>>>>>

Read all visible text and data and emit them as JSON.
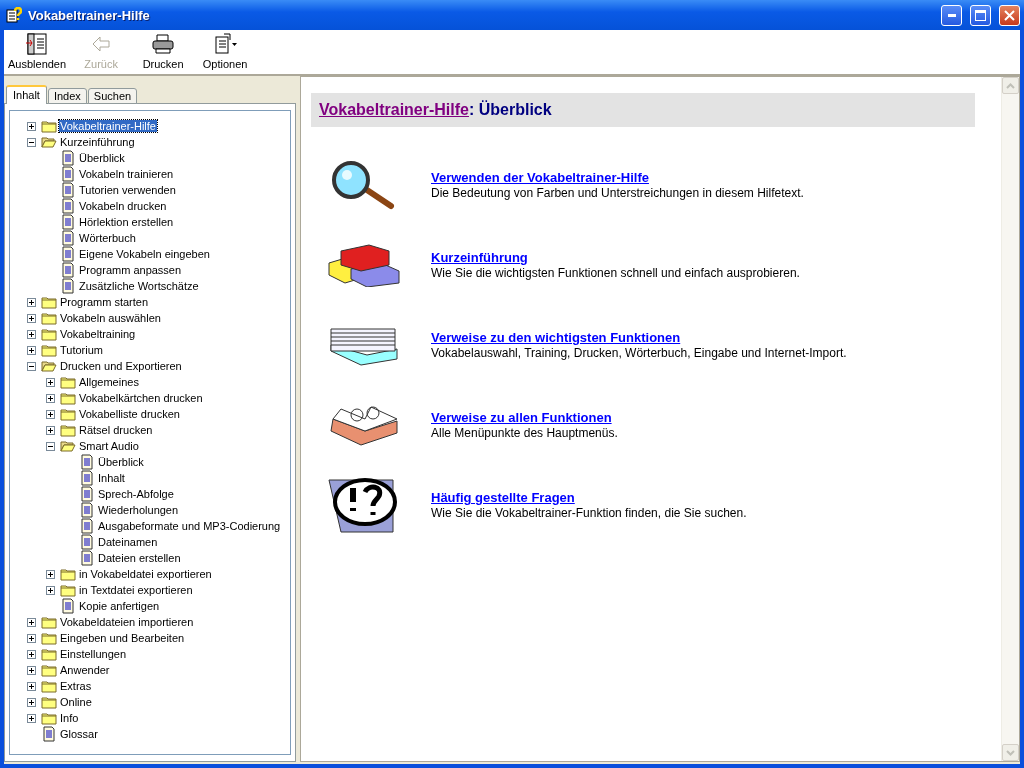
{
  "window": {
    "title": "Vokabeltrainer-Hilfe"
  },
  "toolbar": [
    {
      "label": "Ausblenden",
      "disabled": false
    },
    {
      "label": "Zurück",
      "disabled": true
    },
    {
      "label": "Drucken",
      "disabled": false
    },
    {
      "label": "Optionen",
      "disabled": false
    }
  ],
  "tabs": [
    {
      "label": "Inhalt",
      "selected": true
    },
    {
      "label": "Index",
      "selected": false
    },
    {
      "label": "Suchen",
      "selected": false
    }
  ],
  "tree": [
    {
      "label": "Vokabeltrainer-Hilfe",
      "kind": "folder",
      "expanded": false,
      "selected": true
    },
    {
      "label": "Kurzeinführung",
      "kind": "folder",
      "expanded": true,
      "selected": false,
      "children": [
        {
          "label": "Überblick",
          "kind": "page",
          "selected": false
        },
        {
          "label": "Vokabeln trainieren",
          "kind": "page",
          "selected": false
        },
        {
          "label": "Tutorien verwenden",
          "kind": "page",
          "selected": false
        },
        {
          "label": "Vokabeln drucken",
          "kind": "page",
          "selected": false
        },
        {
          "label": "Hörlektion erstellen",
          "kind": "page",
          "selected": false
        },
        {
          "label": "Wörterbuch",
          "kind": "page",
          "selected": false
        },
        {
          "label": "Eigene Vokabeln eingeben",
          "kind": "page",
          "selected": false
        },
        {
          "label": "Programm anpassen",
          "kind": "page",
          "selected": false
        },
        {
          "label": "Zusätzliche Wortschätze",
          "kind": "page",
          "selected": false
        }
      ]
    },
    {
      "label": "Programm starten",
      "kind": "folder",
      "expanded": false,
      "selected": false
    },
    {
      "label": "Vokabeln auswählen",
      "kind": "folder",
      "expanded": false,
      "selected": false
    },
    {
      "label": "Vokabeltraining",
      "kind": "folder",
      "expanded": false,
      "selected": false
    },
    {
      "label": "Tutorium",
      "kind": "folder",
      "expanded": false,
      "selected": false
    },
    {
      "label": "Drucken und Exportieren",
      "kind": "folder",
      "expanded": true,
      "selected": false,
      "children": [
        {
          "label": "Allgemeines",
          "kind": "folder",
          "expanded": false,
          "selected": false
        },
        {
          "label": "Vokabelkärtchen drucken",
          "kind": "folder",
          "expanded": false,
          "selected": false
        },
        {
          "label": "Vokabelliste drucken",
          "kind": "folder",
          "expanded": false,
          "selected": false
        },
        {
          "label": "Rätsel drucken",
          "kind": "folder",
          "expanded": false,
          "selected": false
        },
        {
          "label": "Smart Audio",
          "kind": "folder",
          "expanded": true,
          "selected": false,
          "children": [
            {
              "label": "Überblick",
              "kind": "page",
              "selected": false
            },
            {
              "label": "Inhalt",
              "kind": "page",
              "selected": false
            },
            {
              "label": "Sprech-Abfolge",
              "kind": "page",
              "selected": false
            },
            {
              "label": "Wiederholungen",
              "kind": "page",
              "selected": false
            },
            {
              "label": "Ausgabeformate und MP3-Codierung",
              "kind": "page",
              "selected": false
            },
            {
              "label": "Dateinamen",
              "kind": "page",
              "selected": false
            },
            {
              "label": "Dateien erstellen",
              "kind": "page",
              "selected": false
            }
          ]
        },
        {
          "label": "in Vokabeldatei exportieren",
          "kind": "folder",
          "expanded": false,
          "selected": false
        },
        {
          "label": "in Textdatei exportieren",
          "kind": "folder",
          "expanded": false,
          "selected": false
        },
        {
          "label": "Kopie anfertigen",
          "kind": "page",
          "selected": false
        }
      ]
    },
    {
      "label": "Vokabeldateien importieren",
      "kind": "folder",
      "expanded": false,
      "selected": false
    },
    {
      "label": "Eingeben und Bearbeiten",
      "kind": "folder",
      "expanded": false,
      "selected": false
    },
    {
      "label": "Einstellungen",
      "kind": "folder",
      "expanded": false,
      "selected": false
    },
    {
      "label": "Anwender",
      "kind": "folder",
      "expanded": false,
      "selected": false
    },
    {
      "label": "Extras",
      "kind": "folder",
      "expanded": false,
      "selected": false
    },
    {
      "label": "Online",
      "kind": "folder",
      "expanded": false,
      "selected": false
    },
    {
      "label": "Info",
      "kind": "folder",
      "expanded": false,
      "selected": false
    },
    {
      "label": "Glossar",
      "kind": "page",
      "selected": false
    }
  ],
  "content": {
    "heading_link": "Vokabeltrainer-Hilfe",
    "heading_rest": ": Überblick",
    "entries": [
      {
        "title": "Verwenden der Vokabeltrainer-Hilfe",
        "description": "Die Bedeutung von Farben und Unterstreichungen in diesem Hilfetext."
      },
      {
        "title": "Kurzeinführung",
        "description": "Wie Sie die wichtigsten Funktionen schnell und einfach ausprobieren."
      },
      {
        "title": "Verweise zu den wichtigsten Funktionen",
        "description": "Vokabelauswahl, Training, Drucken, Wörterbuch, Eingabe und Internet-Import."
      },
      {
        "title": "Verweise zu allen Funktionen",
        "description": "Alle Menüpunkte des Hauptmenüs."
      },
      {
        "title": "Häufig gestellte Fragen",
        "description": "Wie Sie die Vokabeltrainer-Funktion finden, die Sie suchen."
      }
    ]
  }
}
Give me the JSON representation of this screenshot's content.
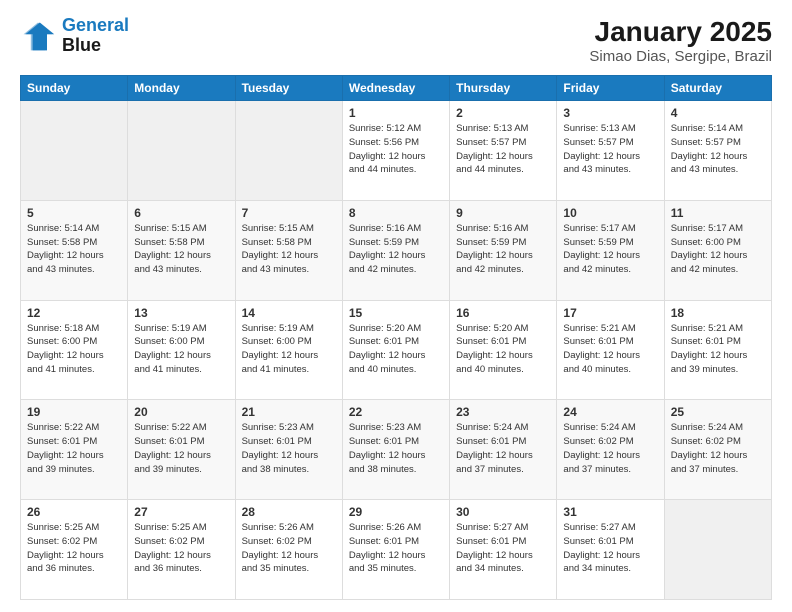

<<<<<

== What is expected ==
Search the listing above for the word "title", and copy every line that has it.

== Finished task ==
    "title": "Vokabeltrainer-Hilfe"
        "title": "Verwenden der Vokabeltrainer-Hilfe",
        "title": "Kurzeinführung",
        "title": "Verweise zu den wichtigsten Funktionen",
        "title": "Verweise zu allen Funktionen",
        "title": "Häufig gestellte Fragen",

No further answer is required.